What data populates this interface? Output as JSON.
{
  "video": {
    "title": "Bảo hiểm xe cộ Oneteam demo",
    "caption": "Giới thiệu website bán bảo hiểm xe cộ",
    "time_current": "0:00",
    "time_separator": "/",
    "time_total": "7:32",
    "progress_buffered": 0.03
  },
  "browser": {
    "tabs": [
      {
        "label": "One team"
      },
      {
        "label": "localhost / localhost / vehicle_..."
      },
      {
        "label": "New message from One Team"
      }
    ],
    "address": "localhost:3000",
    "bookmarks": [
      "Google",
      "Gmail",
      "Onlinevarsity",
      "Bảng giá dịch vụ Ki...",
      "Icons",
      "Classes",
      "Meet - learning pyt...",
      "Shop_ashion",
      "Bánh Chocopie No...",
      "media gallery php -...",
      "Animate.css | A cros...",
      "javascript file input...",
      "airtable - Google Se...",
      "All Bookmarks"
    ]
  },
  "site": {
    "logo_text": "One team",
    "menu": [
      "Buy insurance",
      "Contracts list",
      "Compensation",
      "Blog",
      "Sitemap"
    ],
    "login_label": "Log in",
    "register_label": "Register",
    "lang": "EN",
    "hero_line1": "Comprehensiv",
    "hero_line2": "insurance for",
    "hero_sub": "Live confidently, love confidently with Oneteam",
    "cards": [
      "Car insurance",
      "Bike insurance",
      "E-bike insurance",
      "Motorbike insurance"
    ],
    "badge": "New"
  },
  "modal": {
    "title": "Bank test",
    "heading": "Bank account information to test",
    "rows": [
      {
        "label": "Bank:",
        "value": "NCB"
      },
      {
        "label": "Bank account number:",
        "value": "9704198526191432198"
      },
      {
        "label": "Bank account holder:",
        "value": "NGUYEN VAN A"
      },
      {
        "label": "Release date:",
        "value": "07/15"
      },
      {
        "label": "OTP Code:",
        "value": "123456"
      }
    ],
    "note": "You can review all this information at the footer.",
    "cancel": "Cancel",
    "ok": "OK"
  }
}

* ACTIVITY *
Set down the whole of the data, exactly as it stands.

* TASK ANSWER *
What data populates this interface? Output as JSON.
{
  "video": {
    "title": "Bảo hiểm xe cộ Oneteam demo",
    "caption": "Giới thiệu website bán bảo hiểm xe cộ",
    "time_current": "0:00",
    "time_separator": "/",
    "time_total": "7:32",
    "progress_buffered": 0.03
  },
  "browser": {
    "tabs": [
      {
        "label": "One team"
      },
      {
        "label": "localhost / localhost / vehicle_..."
      },
      {
        "label": "New message from One Team"
      }
    ],
    "address": "localhost:3000",
    "bookmarks": [
      "Google",
      "Gmail",
      "Onlinevarsity",
      "Bảng giá dịch vụ Ki...",
      "Icons",
      "Classes",
      "Meet - learning pyt...",
      "Shop_ashion",
      "Bánh Chocopie No...",
      "media gallery php -...",
      "Animate.css | A cros...",
      "javascript file input...",
      "airtable - Google Se...",
      "All Bookmarks"
    ]
  },
  "site": {
    "logo_text": "One team",
    "menu": [
      "Buy insurance",
      "Contracts list",
      "Compensation",
      "Blog",
      "Sitemap"
    ],
    "login_label": "Log in",
    "register_label": "Register",
    "lang": "EN",
    "hero_line1": "Comprehensiv",
    "hero_line2": "insurance for",
    "hero_sub": "Live confidently, love confidently with Oneteam",
    "cards": [
      "Car insurance",
      "Bike insurance",
      "E-bike insurance",
      "Motorbike insurance"
    ],
    "badge": "New"
  },
  "modal": {
    "title": "Bank test",
    "heading": "Bank account information to test",
    "rows": [
      {
        "label": "Bank:",
        "value": "NCB"
      },
      {
        "label": "Bank account number:",
        "value": "9704198526191432198"
      },
      {
        "label": "Bank account holder:",
        "value": "NGUYEN VAN A"
      },
      {
        "label": "Release date:",
        "value": "07/15"
      },
      {
        "label": "OTP Code:",
        "value": "123456"
      }
    ],
    "note": "You can review all this information at the footer.",
    "cancel": "Cancel",
    "ok": "OK"
  }
}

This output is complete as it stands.